Exercise description - Print each line of the material again, keeping everything exact.

Data supplied -
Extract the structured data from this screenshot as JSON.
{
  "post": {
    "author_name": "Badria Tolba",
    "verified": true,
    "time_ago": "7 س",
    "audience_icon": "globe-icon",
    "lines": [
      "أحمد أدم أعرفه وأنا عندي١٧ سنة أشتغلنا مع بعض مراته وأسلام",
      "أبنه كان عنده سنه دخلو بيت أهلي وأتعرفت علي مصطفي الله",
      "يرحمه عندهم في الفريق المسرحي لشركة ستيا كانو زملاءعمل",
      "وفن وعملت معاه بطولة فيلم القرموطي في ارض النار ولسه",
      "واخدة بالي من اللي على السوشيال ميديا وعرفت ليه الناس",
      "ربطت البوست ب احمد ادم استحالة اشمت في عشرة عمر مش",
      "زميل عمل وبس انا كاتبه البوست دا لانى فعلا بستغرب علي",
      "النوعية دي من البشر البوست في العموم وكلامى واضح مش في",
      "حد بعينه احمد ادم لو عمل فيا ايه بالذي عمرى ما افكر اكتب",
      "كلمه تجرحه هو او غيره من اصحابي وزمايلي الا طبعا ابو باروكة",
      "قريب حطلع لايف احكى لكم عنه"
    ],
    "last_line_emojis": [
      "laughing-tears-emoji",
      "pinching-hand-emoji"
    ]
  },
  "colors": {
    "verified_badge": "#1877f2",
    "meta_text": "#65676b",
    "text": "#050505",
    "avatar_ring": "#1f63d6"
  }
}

Your response -
Extract the structured data from this screenshot as JSON.
{
  "post": {
    "author_name": "Badria Tolba",
    "verified": true,
    "time_ago": "7 س",
    "audience_icon": "globe-icon",
    "lines": [
      "أحمد أدم أعرفه وأنا عندي١٧ سنة أشتغلنا مع بعض مراته وأسلام",
      "أبنه كان عنده سنه دخلو بيت أهلي وأتعرفت علي مصطفي الله",
      "يرحمه عندهم في الفريق المسرحي لشركة ستيا كانو زملاءعمل",
      "وفن وعملت معاه بطولة فيلم القرموطي في ارض النار ولسه",
      "واخدة بالي من اللي على السوشيال ميديا وعرفت ليه الناس",
      "ربطت البوست ب احمد ادم استحالة اشمت في عشرة عمر مش",
      "زميل عمل وبس انا كاتبه البوست دا لانى فعلا بستغرب علي",
      "النوعية دي من البشر البوست في العموم وكلامى واضح مش في",
      "حد بعينه احمد ادم لو عمل فيا ايه بالذي عمرى ما افكر اكتب",
      "كلمه تجرحه هو او غيره من اصحابي وزمايلي الا طبعا ابو باروكة",
      "قريب حطلع لايف احكى لكم عنه"
    ],
    "last_line_emojis": [
      "laughing-tears-emoji",
      "pinching-hand-emoji"
    ]
  },
  "colors": {
    "verified_badge": "#1877f2",
    "meta_text": "#65676b",
    "text": "#050505",
    "avatar_ring": "#1f63d6"
  }
}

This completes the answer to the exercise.